▸ **Activity**: Which lines below contain the word "true"? Copy each of them.

▸ **Source records**:
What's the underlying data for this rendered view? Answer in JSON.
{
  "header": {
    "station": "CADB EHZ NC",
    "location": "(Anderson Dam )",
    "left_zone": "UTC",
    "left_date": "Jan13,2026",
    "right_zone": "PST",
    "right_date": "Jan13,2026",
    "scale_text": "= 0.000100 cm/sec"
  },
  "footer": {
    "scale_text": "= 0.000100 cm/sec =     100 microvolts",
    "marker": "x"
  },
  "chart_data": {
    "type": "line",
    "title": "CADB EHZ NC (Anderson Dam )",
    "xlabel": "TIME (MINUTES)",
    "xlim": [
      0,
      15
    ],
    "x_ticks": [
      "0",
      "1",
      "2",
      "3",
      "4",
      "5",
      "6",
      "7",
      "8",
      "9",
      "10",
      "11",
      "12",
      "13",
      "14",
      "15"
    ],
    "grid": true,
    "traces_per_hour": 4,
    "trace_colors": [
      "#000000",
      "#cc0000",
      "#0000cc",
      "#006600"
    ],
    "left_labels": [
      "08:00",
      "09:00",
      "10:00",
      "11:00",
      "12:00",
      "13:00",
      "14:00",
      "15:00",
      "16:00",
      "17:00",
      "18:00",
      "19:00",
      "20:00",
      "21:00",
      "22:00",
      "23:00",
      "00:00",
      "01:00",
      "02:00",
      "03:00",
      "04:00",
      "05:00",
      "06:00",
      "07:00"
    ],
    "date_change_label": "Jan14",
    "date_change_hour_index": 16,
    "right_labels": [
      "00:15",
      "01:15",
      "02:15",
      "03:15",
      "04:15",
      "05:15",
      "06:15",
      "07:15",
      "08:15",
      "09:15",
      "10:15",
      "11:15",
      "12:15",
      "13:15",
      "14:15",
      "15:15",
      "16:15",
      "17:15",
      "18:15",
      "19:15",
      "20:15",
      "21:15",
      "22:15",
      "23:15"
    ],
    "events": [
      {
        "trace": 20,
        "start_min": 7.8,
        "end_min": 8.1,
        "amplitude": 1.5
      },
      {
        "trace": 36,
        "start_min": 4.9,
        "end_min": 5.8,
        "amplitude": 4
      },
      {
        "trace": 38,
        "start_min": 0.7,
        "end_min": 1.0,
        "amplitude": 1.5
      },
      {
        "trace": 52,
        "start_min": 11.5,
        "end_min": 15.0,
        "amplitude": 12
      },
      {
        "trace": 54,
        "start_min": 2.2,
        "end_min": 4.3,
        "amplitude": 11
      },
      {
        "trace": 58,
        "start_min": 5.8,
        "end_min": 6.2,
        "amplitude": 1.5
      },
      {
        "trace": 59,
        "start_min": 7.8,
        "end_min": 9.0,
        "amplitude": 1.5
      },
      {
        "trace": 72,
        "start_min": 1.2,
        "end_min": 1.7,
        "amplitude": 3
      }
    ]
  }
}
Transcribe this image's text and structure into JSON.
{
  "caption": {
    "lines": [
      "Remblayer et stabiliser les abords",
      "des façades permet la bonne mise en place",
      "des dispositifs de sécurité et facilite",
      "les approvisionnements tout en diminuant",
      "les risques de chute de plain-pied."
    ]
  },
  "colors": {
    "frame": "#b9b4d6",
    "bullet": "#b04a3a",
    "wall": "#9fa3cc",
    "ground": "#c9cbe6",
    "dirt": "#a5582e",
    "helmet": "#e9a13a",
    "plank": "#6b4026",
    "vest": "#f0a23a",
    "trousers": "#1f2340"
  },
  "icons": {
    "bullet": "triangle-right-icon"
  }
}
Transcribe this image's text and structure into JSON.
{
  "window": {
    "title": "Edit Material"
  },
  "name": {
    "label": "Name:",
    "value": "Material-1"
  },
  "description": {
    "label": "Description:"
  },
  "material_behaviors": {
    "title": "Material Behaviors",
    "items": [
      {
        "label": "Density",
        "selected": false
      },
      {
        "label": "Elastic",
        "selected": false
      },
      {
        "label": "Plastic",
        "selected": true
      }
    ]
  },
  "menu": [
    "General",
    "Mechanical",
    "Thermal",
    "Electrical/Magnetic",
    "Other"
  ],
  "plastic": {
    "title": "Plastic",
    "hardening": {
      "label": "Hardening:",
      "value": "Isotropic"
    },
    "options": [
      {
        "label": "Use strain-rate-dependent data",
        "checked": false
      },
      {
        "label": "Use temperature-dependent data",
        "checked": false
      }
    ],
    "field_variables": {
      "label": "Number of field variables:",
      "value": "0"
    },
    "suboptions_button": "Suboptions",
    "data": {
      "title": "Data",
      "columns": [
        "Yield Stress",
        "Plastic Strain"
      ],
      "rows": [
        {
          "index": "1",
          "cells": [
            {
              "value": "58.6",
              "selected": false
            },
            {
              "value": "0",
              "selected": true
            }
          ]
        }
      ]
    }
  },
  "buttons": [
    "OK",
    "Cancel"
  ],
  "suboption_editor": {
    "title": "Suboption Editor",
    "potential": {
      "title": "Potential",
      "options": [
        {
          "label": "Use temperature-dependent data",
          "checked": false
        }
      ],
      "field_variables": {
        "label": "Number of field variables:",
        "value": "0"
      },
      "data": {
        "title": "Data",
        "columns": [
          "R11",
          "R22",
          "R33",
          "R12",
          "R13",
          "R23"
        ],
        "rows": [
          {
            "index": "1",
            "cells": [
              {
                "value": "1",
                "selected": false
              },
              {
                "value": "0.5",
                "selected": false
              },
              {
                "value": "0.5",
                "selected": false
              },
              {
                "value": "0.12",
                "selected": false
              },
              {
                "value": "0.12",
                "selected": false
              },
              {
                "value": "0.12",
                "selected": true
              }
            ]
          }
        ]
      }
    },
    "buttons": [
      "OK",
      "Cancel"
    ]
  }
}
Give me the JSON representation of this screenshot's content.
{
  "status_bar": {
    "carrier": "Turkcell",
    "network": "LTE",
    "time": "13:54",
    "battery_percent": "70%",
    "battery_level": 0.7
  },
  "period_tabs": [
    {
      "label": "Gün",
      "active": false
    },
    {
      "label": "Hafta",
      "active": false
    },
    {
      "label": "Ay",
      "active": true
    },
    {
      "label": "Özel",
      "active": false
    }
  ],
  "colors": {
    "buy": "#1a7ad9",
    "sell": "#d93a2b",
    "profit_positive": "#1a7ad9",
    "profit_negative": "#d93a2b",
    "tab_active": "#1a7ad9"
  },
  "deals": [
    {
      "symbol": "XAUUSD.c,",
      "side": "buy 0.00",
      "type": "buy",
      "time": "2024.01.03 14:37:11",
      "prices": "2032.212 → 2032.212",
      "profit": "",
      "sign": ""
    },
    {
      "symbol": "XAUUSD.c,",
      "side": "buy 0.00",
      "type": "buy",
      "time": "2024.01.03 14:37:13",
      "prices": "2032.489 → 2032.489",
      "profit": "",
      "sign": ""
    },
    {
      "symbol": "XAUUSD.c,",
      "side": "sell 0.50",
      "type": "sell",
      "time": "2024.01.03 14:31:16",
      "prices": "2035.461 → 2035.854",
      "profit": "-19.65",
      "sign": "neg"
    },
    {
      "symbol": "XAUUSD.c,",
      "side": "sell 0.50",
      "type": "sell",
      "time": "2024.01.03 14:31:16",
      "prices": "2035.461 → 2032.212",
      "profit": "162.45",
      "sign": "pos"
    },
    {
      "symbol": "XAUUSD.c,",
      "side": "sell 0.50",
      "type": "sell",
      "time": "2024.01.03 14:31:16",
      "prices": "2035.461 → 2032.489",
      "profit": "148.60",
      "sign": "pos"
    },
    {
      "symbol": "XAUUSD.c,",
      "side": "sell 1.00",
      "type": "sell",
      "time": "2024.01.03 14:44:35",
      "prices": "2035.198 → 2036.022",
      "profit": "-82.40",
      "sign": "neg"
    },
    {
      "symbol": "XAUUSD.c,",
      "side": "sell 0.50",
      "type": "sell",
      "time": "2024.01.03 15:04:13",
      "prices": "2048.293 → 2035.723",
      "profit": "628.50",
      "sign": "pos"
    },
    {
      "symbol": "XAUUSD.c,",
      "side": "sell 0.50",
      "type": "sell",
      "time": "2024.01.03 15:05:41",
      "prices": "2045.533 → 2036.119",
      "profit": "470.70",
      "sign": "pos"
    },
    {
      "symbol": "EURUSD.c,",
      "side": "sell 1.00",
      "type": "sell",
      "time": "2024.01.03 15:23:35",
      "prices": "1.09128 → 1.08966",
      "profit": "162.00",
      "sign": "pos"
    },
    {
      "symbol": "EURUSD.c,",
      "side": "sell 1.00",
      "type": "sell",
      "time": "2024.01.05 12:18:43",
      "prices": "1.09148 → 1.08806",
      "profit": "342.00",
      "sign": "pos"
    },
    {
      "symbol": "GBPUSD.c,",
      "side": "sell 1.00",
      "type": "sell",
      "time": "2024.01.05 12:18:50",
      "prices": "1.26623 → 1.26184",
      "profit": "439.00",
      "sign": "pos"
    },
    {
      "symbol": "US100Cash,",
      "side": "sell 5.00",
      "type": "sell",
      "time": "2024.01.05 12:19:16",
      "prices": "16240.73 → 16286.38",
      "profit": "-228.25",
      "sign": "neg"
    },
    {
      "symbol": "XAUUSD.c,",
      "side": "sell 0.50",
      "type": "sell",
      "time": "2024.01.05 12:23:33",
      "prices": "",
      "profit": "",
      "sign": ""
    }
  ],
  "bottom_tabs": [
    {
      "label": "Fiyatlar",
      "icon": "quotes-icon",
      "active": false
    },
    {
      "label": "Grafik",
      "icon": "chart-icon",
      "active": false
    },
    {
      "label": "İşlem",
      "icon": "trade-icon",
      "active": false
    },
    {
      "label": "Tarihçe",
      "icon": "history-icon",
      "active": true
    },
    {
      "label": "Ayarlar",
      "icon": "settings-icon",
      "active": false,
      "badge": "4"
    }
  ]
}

▸ **Result**:
    "grid": true,
        "selected": true
              "selected": true
                "selected": true
      "active": true
      "active": true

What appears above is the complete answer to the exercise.